He was sacked from the Conservative party for rebelling to vote take a no-deal Brexit off the table.
Members of the anti-Brexit party are expected to back a move during their conference in Bournemouth to write the revoking of Article 50 into its manifesto for the next election.
But the former Conservative minister said the Lib Dem policy would only come into play if it won a general election outright.
With the Lib Dems polling anywhere between 16 and 20%, the party could be a kingmaker in any future coalition rather than the largest party in its own right.
Speaking on Sky News’s Sophy Ridge On Sunday from the party conference, Mr Gyimah said: “The position is, if the Liberal Democrats were to win a general election their policy would be to revoke Article 50.
“Revocation would be on condition that the British public have overwhelming voted for a Lib Dem government.
“If you vote for a government, you would say they should implement their policy and that is what they would be doing.
“The party is still supporting a People’s Vote as a way to break the Brexit deadlock.

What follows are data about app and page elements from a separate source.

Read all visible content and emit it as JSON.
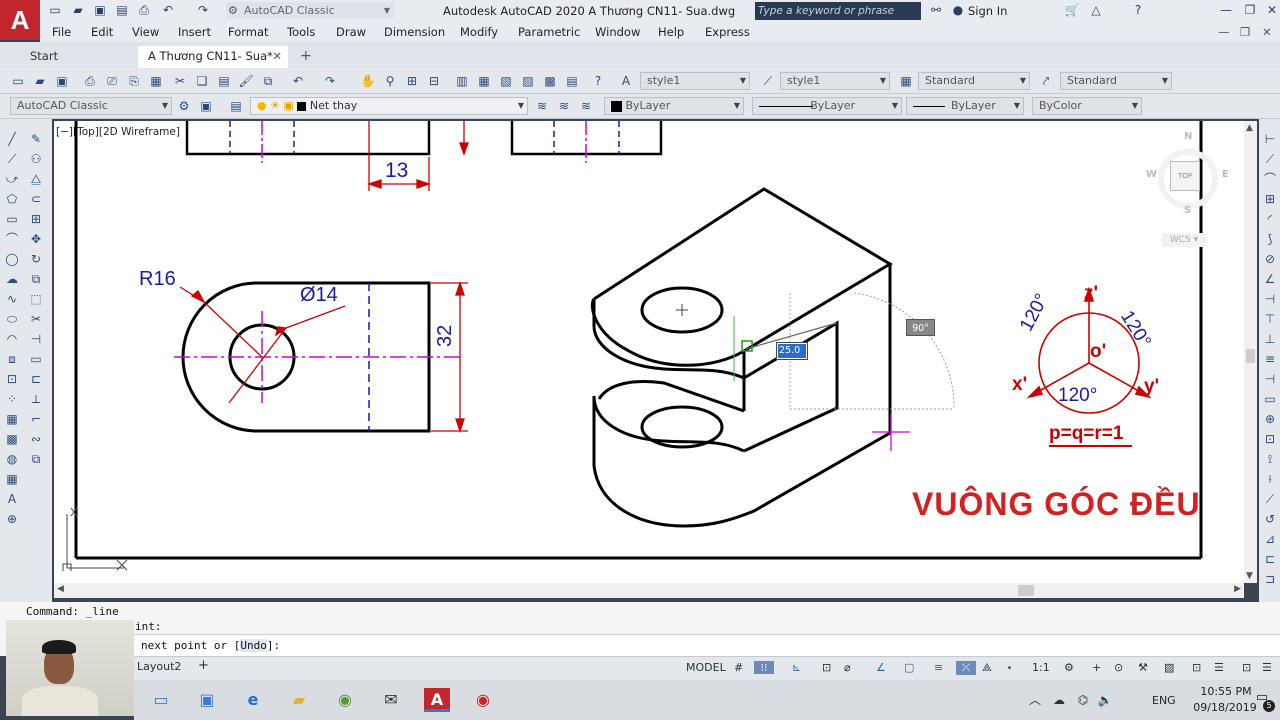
{
  "title_bar": {
    "workspace": "AutoCAD Classic",
    "app_title": "Autodesk AutoCAD 2020   A Thương CN11- Sua.dwg",
    "search_placeholder": "Type a keyword or phrase",
    "sign_in": "Sign In"
  },
  "menu": [
    "File",
    "Edit",
    "View",
    "Insert",
    "Format",
    "Tools",
    "Draw",
    "Dimension",
    "Modify",
    "Parametric",
    "Window",
    "Help",
    "Express"
  ],
  "tabs": {
    "start": "Start",
    "doc": "A Thương CN11- Sua*"
  },
  "toolbar": {
    "text_style": "style1",
    "dim_style": "style1",
    "table_style": "Standard",
    "mleader_style": "Standard",
    "workspace2": "AutoCAD Classic",
    "layer": "Net thay",
    "color": "ByLayer",
    "linetype": "ByLayer",
    "lineweight": "ByLayer",
    "plotstyle": "ByColor"
  },
  "viewport": {
    "label": "[−][Top][2D Wireframe]",
    "compass": {
      "n": "N",
      "s": "S",
      "e": "E",
      "w": "W",
      "top": "TOP",
      "wcs": "WCS"
    }
  },
  "drawing": {
    "dim_13": "13",
    "dim_r16": "R16",
    "dim_d14": "Ø14",
    "dim_32": "32",
    "angle_tip": "90°",
    "input_value": "25.0",
    "axis_z": "z'",
    "axis_x": "x'",
    "axis_y": "y'",
    "axis_o": "o'",
    "angle_l": "120°",
    "angle_r": "120°",
    "angle_b": "120°",
    "ratio": "p=q=r=1",
    "heading": "VUÔNG GÓC ĐỀU",
    "colors": {
      "dim": "#cc0000",
      "blue": "#1a1aa8",
      "center": "#d600d6",
      "hidden": "#1a1aa8",
      "line": "#000000"
    }
  },
  "command": {
    "line1": "Command:  _line",
    "line2": "int:",
    "line3_pre": "next point or [",
    "line3_opt": "Undo",
    "line3_post": "]:"
  },
  "layout_tab": "Layout2",
  "status": {
    "model": "MODEL",
    "scale": "1:1"
  },
  "tray": {
    "lang": "ENG",
    "time": "10:55 PM",
    "date": "09/18/2019",
    "notif": "5"
  }
}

If you want to resolve Brexit, the best way is to have a People’s Vote’now that we all know what is negotiable.”
The former aide to David Cameron said the Conservative Party no longer stood for "liberal values".
He said it "became very clear" during the Tory leadership contest, which he stood in, that there were not enough moderate MPs left in the party.
"It has done something unprecedented - it has withdrawn the whip from moderate MPs," Mr Gyimah said.
"The stark reality is that I had to face up to the fact that the Tory Party is in a different place.
"If I want to stand up for liberal values, then the Conservative Party is no longer the place to do that."
Chuka Umunna, who defected from Change UK to the Lib Dems, welcomed Mr Gyimah to the party, but said the Tories have become a "right-wing, populist, nationalist party".
Speaking to Sophy Ridge On Sky, he said: "The ejection of 21 Conservative MPs including Sam Gyimah, who we are incredibly happy to now have in the Liberal Democrats, wasn't just an ejection of heavyweights, substantial individuals who command respect across the House of Commons, you actually saw the ejection of an entire tradition, the one nation Disraeli tradition, from the Conservative Party."
Mr Umunna said another Tory defector Dr Phillip Lee, who has been criticised for failing to vote in support equal marriage, has liberal values and is an important part of the party.
He said both Labour and the Tories "as they are currently configured" are not parties the Lib Dems could currently work with.
Mr Gyimah said there was “every chance” he could fight his current seat of East Surrey at the next election.
He secured a majority of almost 24,000 votes for the Tory Party at the snap election under Theresa May’s leadership two years ago.
“Since 2017, public opinion has shifted since then,” he said. “But there will be an election, as we all know, very soon and I will decide what I will do then.
“A lot has happened in a short space of time and those discussions are yet to come.”
For any MP to defect to the Lib Dems, the local constituency parties must first agree, meaning Mr Gyimah is being backed by Liberal Democrats in East Surrey.